None of this would matter if the fight scenes thrilled. Back in the 1980s and '90s, when Chan was risking his life for our love by hanging off buildings and hot-air balloons, the Hong Kong superstar seemed invincible. In films like "Police Story," "Armour of God" and even a late-model whimsy like "Rumble in the Bronx," the star attraction was Chan's physicality, which worked a glorious counterpoint to his comically ductile physiognomy. Like Gene Kelly or Michael Jordan, he made it look easy. Chan turns 49 this April, however, and though he still looks as if some Renaissance master chiseled him out of marble, at least from the neck down, he has increasingly come to rely on clever props, stuntmen and ingratiating shtick to deflect attention from his slowing body.
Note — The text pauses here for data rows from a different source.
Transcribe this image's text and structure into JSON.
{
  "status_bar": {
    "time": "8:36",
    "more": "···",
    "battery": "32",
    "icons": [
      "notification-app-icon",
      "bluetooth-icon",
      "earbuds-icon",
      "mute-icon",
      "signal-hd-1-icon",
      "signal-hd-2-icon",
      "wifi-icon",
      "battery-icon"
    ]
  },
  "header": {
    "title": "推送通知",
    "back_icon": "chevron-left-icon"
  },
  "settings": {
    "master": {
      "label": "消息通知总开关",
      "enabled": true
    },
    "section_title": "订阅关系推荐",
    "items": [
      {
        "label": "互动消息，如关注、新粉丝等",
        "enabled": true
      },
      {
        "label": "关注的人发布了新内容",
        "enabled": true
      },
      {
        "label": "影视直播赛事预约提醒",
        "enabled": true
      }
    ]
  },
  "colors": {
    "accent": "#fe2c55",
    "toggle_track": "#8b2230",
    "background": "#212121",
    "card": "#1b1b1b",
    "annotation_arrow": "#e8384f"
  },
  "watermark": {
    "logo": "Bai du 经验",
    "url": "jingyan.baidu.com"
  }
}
There are a few diverting fight scenes in "Shanghai Knights," but too often the fights, choreographed by Chan, feel specifically calculated to win the affections of the American audience. One street skirmish that directly quotes Kelly's title number from "Singin' in the Rain" is overextended and predictable in its payoff but, worse yet, carries with it a whiff of desperation. Loving Jackie Chan has always been easy, which is why it would be nice if he could find better material in which to bask in his long-sought American stardom or, alternately, ease into bad movies as effortlessly as his co-star. With a zonked-out Zen vibe and a twangy singsong that suggests he only that minute laid aside his bong, Wilson isn't begging for our devotion. He's just inviting us to the nonstop party going on in his head.
MPAA rating: PG-13, for violence and sexual content.
Times guidelines: The violence is pretty clean, but the language is surprisingly dirty.
Jackie Chan ... Chon Wang
Owen Wilson ... Roy O'Bannon
Aaron Johnson ... Charlie
Thomas Fisher ... Artie Doyle
Aidan Gillen ... Rathbone
Touchstone Pictures and Spyglass Entertainment present a Birnbaum/Barber production, released by Touchstone Pictures. Director David Dobkin. Writers Alfred Gough, Miles Millar. Producers Roger Birnbaum, Gary Barber, Jonathan Glickman. Director of photography Adrian Biddle. Production designer Allan Cameron. Editor Malcolm Campbell. Costume designer Anna Sheppard. Music Randy Edelman. Casting Donna Morong. Running time: 1 hour, 55 minutes.
In general release.Copyright © 2014, Los Angeles Times